Maui is the cradle for hundreds of humpback whales that return every year from late December through April to frolic in the warm waters and give birth. Watch a mama whale teach her one-ton calf how to tail-wave. You can eavesdrop on them, too: book a tour boat with a hydrophone or just plunk your head underwater to hear the strange squeaks, groans, and chortles of the cetaceans. Tours are good, but you can also easily watch whales from the beach.
Listen to Hawaiian Music
Before his untimely death in 1997, Israel Kamakawiwoole, or "IZ," woke the world to the sound of modern Hawaiian music. Don't leave without hearing it live. The Maui Arts & Cultural Center in Kahului has top Hawaiian entertainers regularly, and so do many island bars and restaurants. The Wednesday-night George Kahumoku Jr.'s Slack Key Show: Masters of Hawaiian Music concert series at the Napili Kai Beach Resort in West Maui is excellent. The Hawaiian Slack Key Guitar Festival (check www.slackkeyfestival.com) features guest performers who play Hawaii's signature style.
Go Surfing on West Maui
Feel the thrill of a wave rushing beneath your feet at any one of the beginner's breaks along Honoapiilani Highway. Ask local surf schools about the best locations for beginners and consider taking a lesson or two. You can bring surf wax home as a souvenir. Stand-up paddle surfing is popular now, too.

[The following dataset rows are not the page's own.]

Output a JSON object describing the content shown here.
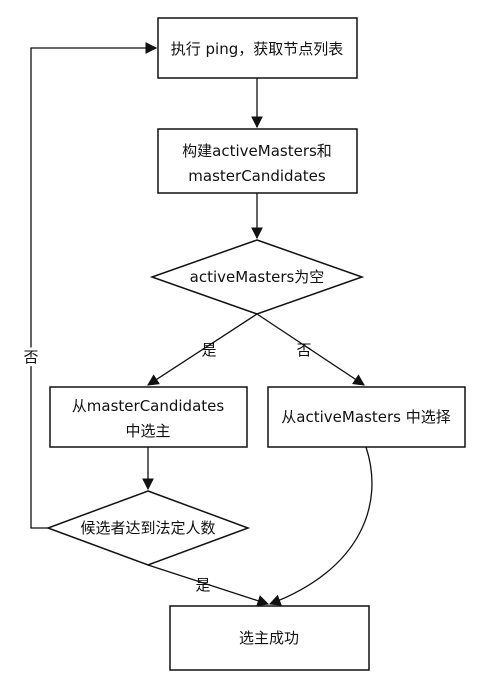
{
  "diagram": {
    "nodes": {
      "ping": "执行 ping，获取节点列表",
      "build_line1": "构建activeMasters和",
      "build_line2": "masterCandidates",
      "check_empty": "activeMasters为空",
      "from_candidates_line1": "从masterCandidates",
      "from_candidates_line2": "中选主",
      "from_active": "从activeMasters 中选择",
      "quorum": "候选者达到法定人数",
      "success": "选主成功"
    },
    "edge_labels": {
      "empty_yes": "是",
      "empty_no": "否",
      "quorum_no": "否",
      "quorum_yes": "是"
    },
    "colors": {
      "stroke": "#111111",
      "background": "#ffffff"
    }
  }
}
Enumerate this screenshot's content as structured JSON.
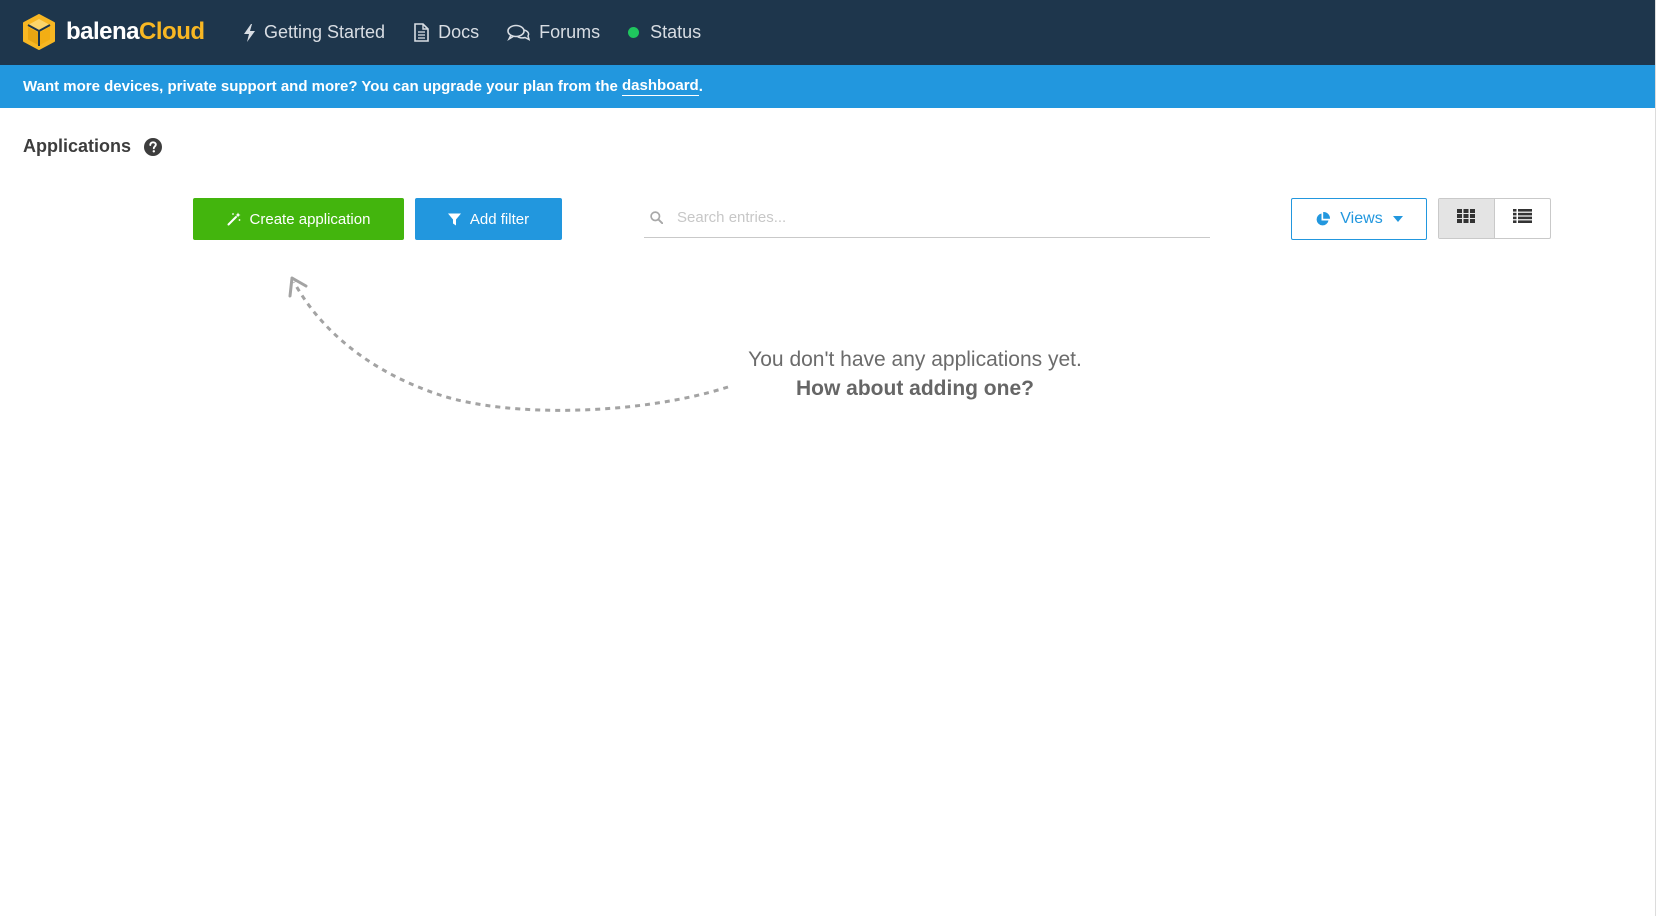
{
  "brand": {
    "part1": "balena",
    "part2": "Cloud"
  },
  "nav": {
    "getting_started": "Getting Started",
    "docs": "Docs",
    "forums": "Forums",
    "status": "Status"
  },
  "banner": {
    "text": "Want more devices, private support and more? You can upgrade your plan from the ",
    "link": "dashboard",
    "suffix": "."
  },
  "page": {
    "title": "Applications"
  },
  "toolbar": {
    "create_label": "Create application",
    "filter_label": "Add filter",
    "search_placeholder": "Search entries...",
    "views_label": "Views"
  },
  "empty_state": {
    "line1": "You don't have any applications yet.",
    "line2": "How about adding one?"
  },
  "colors": {
    "nav_bg": "#1e364c",
    "banner_bg": "#2297de",
    "brand_accent": "#f8b723",
    "create_green": "#43b50d",
    "status_green": "#1fc65e"
  },
  "icons": {
    "logo": "balena-cube-logo",
    "getting_started": "lightning-bolt-icon",
    "docs": "document-icon",
    "forums": "chat-bubbles-icon",
    "status": "status-dot",
    "help": "question-circle-icon",
    "create": "magic-wand-icon",
    "filter": "funnel-icon",
    "search": "search-icon",
    "views": "pie-chart-icon",
    "grid": "grid-view-icon",
    "list": "list-view-icon"
  }
}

Attend the Old Lahaina Luau
The Old Lahaina Luau has a warm heart—and seriously good poke (diced raw tuna tossed with herbs and other seasonings). Tuck a flower behind your ear, mix a dab of poi (taro-root paste) with your lomilomi salmon (rubbed with onions and herbs), and you'll be living like a local. Different styles of hula are part of the performance; the fire dancers are not traditional, but they are fun. Reserve well in advance.
Tee Off in Paradise
Spectacular views, great weather year-round, and challenging courses created by the game's top designers make Maui an inspiring place to play golf. The Kapulua Resort on West Maui and the Wailea and Makena resort courses on the South Shore offer memorable rounds. Check about twilight fees to save some money.
Beach lovers might need some arm-twisting to head up the mountain for a day, but the views and the fresh-smelling countryside are ample reward. On the roads winding through ranchlands, crisp, high-altitude air is scented with eucalyptus and the fragrances of the forest. Stop for an agricultural tour and learn about where the island's bounty comes from; you can sample it, too.
Dig into Ono Kine Grinds
"Ono kine grinds" is local slang for delicious food you'll find at dozens of restaurants island-wide. Maui chefs take their work seriously, and they have good material to start with: sun-ripened produce and seafood caught the very same morning. Try a plate lunch, that reminder of the state's cultural mix, at a casual spot. Sample as many types of fish as you can and don't be shy: try it raw. And try shave ice flavored with tropical fruit syrups.
Windsurf at Kanaha or Hookipa
You might not be a water-sports legend, but that doesn't mean you can't give it a try. In the early morning, some of windsurfing's big-wave spots are safe for beginners. Don't settle for the pond in front of your hotel—book a lesson on the North Shore and impress yourself by hanging tough where the action is.